**Exercise:** Remove the left recursion from this grammar and implement a parser for it using a method of your choice.

So far, everything is all fine and dandy. But the syntax of a language has no meaning on its own — there is an additional step of denoting words in our language with an interpretation.

Suppose that we interpret our language as a logical theory. Every word in the language represents a provable theorem. If that were the case, then a parser for this language would effectively be a theorem prover — given a theorem, is it provable in the theory or not?

The language we described above has one such interpretation.
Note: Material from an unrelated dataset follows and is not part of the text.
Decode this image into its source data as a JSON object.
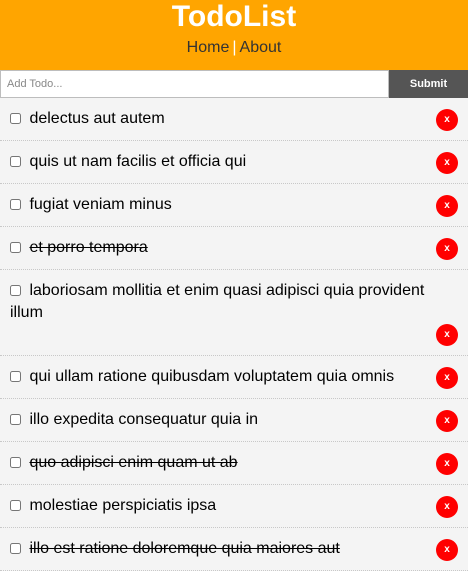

It can be thought of as equations over natural numbers involving parity; the addition of two odd numbers is an even number, and so on.

Given that:

- \(D\) means an od
**d**number - \(N\) means an eve
**n**number - \(E\) means
**e**quals - \(A\) means
**a**ddition

So when we have the word \(DANED\), that’s really saying:

\[ \text{odd} + \text{even} = \text{odd} \]

Not many logical theories can be captured so nicely in this way, but it is an interesting & useful way to think about them.